By Lynne Moffat, Unison activist
I am still angry about the discussion we had at Unison conference and the outcome. I am also still upset and disappointed .
We discussed an uncontroversial motion about organising women in the labour movement, actively supporting young women, buddying systems and many other ways. We also discussed an amendment which should have been uncontroversial, sadly it wasn’t.
This is the text of the amendment:
We believe that our trade union has the potential to transform society for the better. Therefore we have a particular responsibility to confront and challenge male violence against women within our movement.
Male violence against women is not acceptable in any case. It must not be tolerated from those who hold office or power in our movement. We recognise the enormous challenges faced by women victims of male violence, and the pressures which women face, including from abusive men, not to complain about violence and abuse.
We therefore believe that, when women complain of male violence within our movement, our trade union should start from a position of believing women. We believe that all women who complain of male violence have the right to be listened to and supported.
Review existing practice and subsequently issue guidance to all Unison bodies about how to respond to male violence against women in our movement.
Prior to the discussion about the amendment, our main concern was the SWP. The NEC were supporting it. The SWP’s official line was ‘support with qualifications’ yes I thought the whole ‘support with qualifications’ thing was beurocratic bullshit too, the SWP agreed with this until it didn’t suit them anymore. They had even argued on the NEC that this should be their position.
So what were the ‘qualifications’? Apparently the idea of ‘believing’ women when they make disclosures of domestic violence, harassment or sexual violence is controversial. The argument is that this interferes with due process and changes the presumption of innocence.
I find the lack of understanding of the barriers women face when coming forward shocking. A lack of acknowledgement that whenever women come forward they have their previous relationships, sexual history, drinking habits & mental health brought into question. They doubt themselves and don’t expect to be believed. When a union member comes to you saying they’re being bullied or harassed (male or female) do you say “I’m afraid I need to look at the evidence before I decide”, or do you listen, be supportive and plan how to support them. All different when it comes to male violence against women, apparently…..
The first speeches against the motion were all about the fact it focuses solely on male violence against women. There are so many problems with this I almost don’t know where to start.
Women are the main victims of domestic violence -fact.
Two women die a week as a result of domestic violence-fact.
We live in a society where women’s oppression and sexism is a daily part of life. Capitalism needs us to be kept in our place.
Nothing in this amendment suggests other types of violence will be ignored or discounted (those victims might like to be believed too). In fact quite the opposite reassurance was given that they would be included.
The majority of speakers in favour of the amendment (notably SWP & SP) made so many qualifications that at times I got confused at one point saying “speaker against” to another member of my delegation only to be reminded “yes the last speaker was in favour” – this speaks volumes.

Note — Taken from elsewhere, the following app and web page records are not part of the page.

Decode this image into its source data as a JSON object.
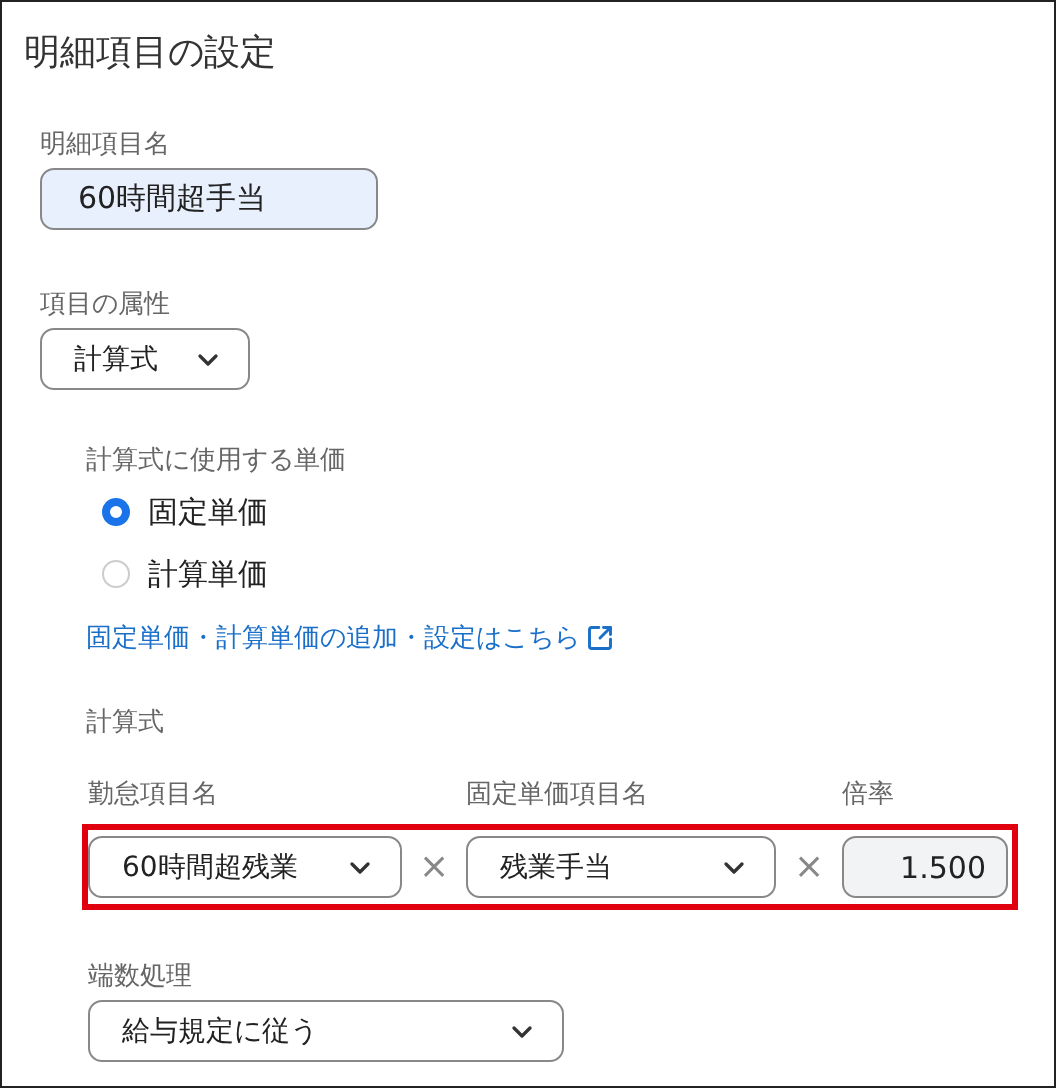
{
  "title": "明細項目の設定",
  "item_name": {
    "label": "明細項目名",
    "value": "60時間超手当"
  },
  "attribute": {
    "label": "項目の属性",
    "value": "計算式"
  },
  "unit_price": {
    "label": "計算式に使用する単価",
    "options": [
      {
        "label": "固定単価",
        "selected": true
      },
      {
        "label": "計算単価",
        "selected": false
      }
    ],
    "link": "固定単価・計算単価の追加・設定はこちら"
  },
  "formula": {
    "label": "計算式",
    "highlighted": true,
    "items": [
      {
        "kind": "select",
        "label": "勤怠項目名",
        "value": "60時間超残業"
      },
      {
        "kind": "operator",
        "symbol": "×"
      },
      {
        "kind": "select",
        "label": "固定単価項目名",
        "value": "残業手当"
      },
      {
        "kind": "operator",
        "symbol": "×"
      },
      {
        "kind": "number",
        "label": "倍率",
        "value": "1.500"
      }
    ]
  },
  "rounding": {
    "label": "端数処理",
    "value": "給与規定に従う"
  }
}
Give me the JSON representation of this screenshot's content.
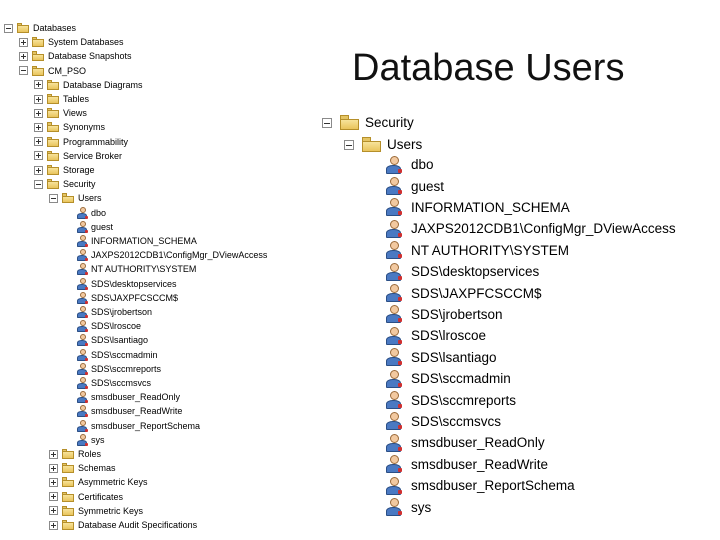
{
  "slide_title": "Database Users",
  "left_tree": {
    "nodes": [
      {
        "label": "Databases",
        "expander": "minus",
        "icon": "folder"
      },
      {
        "label": "System Databases",
        "expander": "plus",
        "icon": "folder"
      },
      {
        "label": "Database Snapshots",
        "expander": "plus",
        "icon": "folder"
      },
      {
        "label": "CM_PSO",
        "expander": "minus",
        "icon": "database"
      },
      {
        "label": "Database Diagrams",
        "expander": "plus",
        "icon": "folder"
      },
      {
        "label": "Tables",
        "expander": "plus",
        "icon": "folder"
      },
      {
        "label": "Views",
        "expander": "plus",
        "icon": "folder"
      },
      {
        "label": "Synonyms",
        "expander": "plus",
        "icon": "folder"
      },
      {
        "label": "Programmability",
        "expander": "plus",
        "icon": "folder"
      },
      {
        "label": "Service Broker",
        "expander": "plus",
        "icon": "folder"
      },
      {
        "label": "Storage",
        "expander": "plus",
        "icon": "folder"
      },
      {
        "label": "Security",
        "expander": "minus",
        "icon": "folder"
      },
      {
        "label": "Users",
        "expander": "minus",
        "icon": "folder"
      },
      {
        "label": "dbo",
        "expander": "none",
        "icon": "user"
      },
      {
        "label": "guest",
        "expander": "none",
        "icon": "user"
      },
      {
        "label": "INFORMATION_SCHEMA",
        "expander": "none",
        "icon": "user"
      },
      {
        "label": "JAXPS2012CDB1\\ConfigMgr_DViewAccess",
        "expander": "none",
        "icon": "user"
      },
      {
        "label": "NT AUTHORITY\\SYSTEM",
        "expander": "none",
        "icon": "user"
      },
      {
        "label": "SDS\\desktopservices",
        "expander": "none",
        "icon": "user"
      },
      {
        "label": "SDS\\JAXPFCSCCM$",
        "expander": "none",
        "icon": "user"
      },
      {
        "label": "SDS\\jrobertson",
        "expander": "none",
        "icon": "user"
      },
      {
        "label": "SDS\\lroscoe",
        "expander": "none",
        "icon": "user"
      },
      {
        "label": "SDS\\lsantiago",
        "expander": "none",
        "icon": "user"
      },
      {
        "label": "SDS\\sccmadmin",
        "expander": "none",
        "icon": "user"
      },
      {
        "label": "SDS\\sccmreports",
        "expander": "none",
        "icon": "user"
      },
      {
        "label": "SDS\\sccmsvcs",
        "expander": "none",
        "icon": "user"
      },
      {
        "label": "smsdbuser_ReadOnly",
        "expander": "none",
        "icon": "user"
      },
      {
        "label": "smsdbuser_ReadWrite",
        "expander": "none",
        "icon": "user"
      },
      {
        "label": "smsdbuser_ReportSchema",
        "expander": "none",
        "icon": "user"
      },
      {
        "label": "sys",
        "expander": "none",
        "icon": "user"
      },
      {
        "label": "Roles",
        "expander": "plus",
        "icon": "folder"
      },
      {
        "label": "Schemas",
        "expander": "plus",
        "icon": "folder"
      },
      {
        "label": "Asymmetric Keys",
        "expander": "plus",
        "icon": "folder"
      },
      {
        "label": "Certificates",
        "expander": "plus",
        "icon": "folder"
      },
      {
        "label": "Symmetric Keys",
        "expander": "plus",
        "icon": "folder"
      },
      {
        "label": "Database Audit Specifications",
        "expander": "plus",
        "icon": "folder"
      }
    ]
  },
  "right_tree": {
    "security_label": "Security",
    "users_label": "Users",
    "users": [
      "dbo",
      "guest",
      "INFORMATION_SCHEMA",
      "JAXPS2012CDB1\\ConfigMgr_DViewAccess",
      "NT AUTHORITY\\SYSTEM",
      "SDS\\desktopservices",
      "SDS\\JAXPFCSCCM$",
      "SDS\\jrobertson",
      "SDS\\lroscoe",
      "SDS\\lsantiago",
      "SDS\\sccmadmin",
      "SDS\\sccmreports",
      "SDS\\sccmsvcs",
      "smsdbuser_ReadOnly",
      "smsdbuser_ReadWrite",
      "smsdbuser_ReportSchema",
      "sys"
    ]
  },
  "colors": {
    "folder": "#e9c45c",
    "user_body": "#4a79c2",
    "user_head": "#f2c9a0"
  }
}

This made the whole debate very confusing. In addition to this sadly many delegations (the majority) come without a mandate and without any discussion about how to vote. Without a delegation lead or any sense that voting is anymore than their individual opinion.
The fact that this amendment was controversial and was defeated is in my opinion shocking and disgraceful. It is however useful in showing us a mirror up to ourselves in the labour movement and the left. We need to understand where we are honestly before we fight to change it.
Unison has official equality structures but what it doesn’t have is vibrant self-organisation, real democracy and a rank-and-file organisation which unites people to fight the cuts but engages with them on other issues including the struggle for women’s liberation. Let this serve as a wake up call.